• [EXERCISE REQUIREMENTS] Print all the entries exactly.

===== INFORMATION SHOWN =====

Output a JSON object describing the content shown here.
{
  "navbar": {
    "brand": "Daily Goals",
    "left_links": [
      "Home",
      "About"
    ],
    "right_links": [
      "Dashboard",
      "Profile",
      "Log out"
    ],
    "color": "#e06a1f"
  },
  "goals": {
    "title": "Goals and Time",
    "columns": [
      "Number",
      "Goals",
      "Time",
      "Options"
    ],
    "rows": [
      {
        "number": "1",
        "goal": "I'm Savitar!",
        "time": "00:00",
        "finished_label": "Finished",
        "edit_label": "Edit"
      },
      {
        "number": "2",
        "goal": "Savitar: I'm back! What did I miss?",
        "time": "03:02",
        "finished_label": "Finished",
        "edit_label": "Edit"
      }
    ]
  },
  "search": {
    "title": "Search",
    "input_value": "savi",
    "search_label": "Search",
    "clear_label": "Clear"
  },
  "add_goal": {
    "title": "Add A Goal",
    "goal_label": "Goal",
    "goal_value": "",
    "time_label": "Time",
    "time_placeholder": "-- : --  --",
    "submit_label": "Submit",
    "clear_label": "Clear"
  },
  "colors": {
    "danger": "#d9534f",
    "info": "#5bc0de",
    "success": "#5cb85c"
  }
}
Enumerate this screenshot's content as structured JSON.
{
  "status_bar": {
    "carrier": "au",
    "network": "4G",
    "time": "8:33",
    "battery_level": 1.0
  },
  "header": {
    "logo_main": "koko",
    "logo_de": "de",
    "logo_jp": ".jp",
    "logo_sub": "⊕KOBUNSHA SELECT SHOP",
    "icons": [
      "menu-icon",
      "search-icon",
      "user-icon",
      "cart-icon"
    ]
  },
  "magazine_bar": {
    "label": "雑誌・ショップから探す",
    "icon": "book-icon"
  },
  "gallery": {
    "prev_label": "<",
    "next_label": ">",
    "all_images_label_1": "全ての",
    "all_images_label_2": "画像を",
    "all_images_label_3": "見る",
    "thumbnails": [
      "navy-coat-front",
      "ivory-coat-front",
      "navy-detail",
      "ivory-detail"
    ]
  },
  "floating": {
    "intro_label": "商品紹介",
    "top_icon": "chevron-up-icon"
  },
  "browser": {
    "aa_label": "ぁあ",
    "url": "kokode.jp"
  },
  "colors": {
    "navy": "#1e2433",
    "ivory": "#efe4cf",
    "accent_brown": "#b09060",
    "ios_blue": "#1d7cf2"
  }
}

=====

• [SOLUTION FOR THIS EXERCISE]
Output a JSON object describing the content shown here.
{
  "navbar": {
    "brand": "Daily Goals",
    "left_links": [
      "Home",
      "About"
    ],
    "right_links": [
      "Dashboard",
      "Profile",
      "Log out"
    ],
    "color": "#e06a1f"
  },
  "goals": {
    "title": "Goals and Time",
    "columns": [
      "Number",
      "Goals",
      "Time",
      "Options"
    ],
    "rows": [
      {
        "number": "1",
        "goal": "I'm Savitar!",
        "time": "00:00",
        "finished_label": "Finished",
        "edit_label": "Edit"
      },
      {
        "number": "2",
        "goal": "Savitar: I'm back! What did I miss?",
        "time": "03:02",
        "finished_label": "Finished",
        "edit_label": "Edit"
      }
    ]
  },
  "search": {
    "title": "Search",
    "input_value": "savi",
    "search_label": "Search",
    "clear_label": "Clear"
  },
  "add_goal": {
    "title": "Add A Goal",
    "goal_label": "Goal",
    "goal_value": "",
    "time_label": "Time",
    "time_placeholder": "-- : --  --",
    "submit_label": "Submit",
    "clear_label": "Clear"
  },
  "colors": {
    "danger": "#d9534f",
    "info": "#5bc0de",
    "success": "#5cb85c"
  }
}
Enumerate this screenshot's content as structured JSON.
{
  "status_bar": {
    "carrier": "au",
    "network": "4G",
    "time": "8:33",
    "battery_level": 1.0
  },
  "header": {
    "logo_main": "koko",
    "logo_de": "de",
    "logo_jp": ".jp",
    "logo_sub": "⊕KOBUNSHA SELECT SHOP",
    "icons": [
      "menu-icon",
      "search-icon",
      "user-icon",
      "cart-icon"
    ]
  },
  "magazine_bar": {
    "label": "雑誌・ショップから探す",
    "icon": "book-icon"
  },
  "gallery": {
    "prev_label": "<",
    "next_label": ">",
    "all_images_label_1": "全ての",
    "all_images_label_2": "画像を",
    "all_images_label_3": "見る",
    "thumbnails": [
      "navy-coat-front",
      "ivory-coat-front",
      "navy-detail",
      "ivory-detail"
    ]
  },
  "floating": {
    "intro_label": "商品紹介",
    "top_icon": "chevron-up-icon"
  },
  "browser": {
    "aa_label": "ぁあ",
    "url": "kokode.jp"
  },
  "colors": {
    "navy": "#1e2433",
    "ivory": "#efe4cf",
    "accent_brown": "#b09060",
    "ios_blue": "#1d7cf2"
  }
}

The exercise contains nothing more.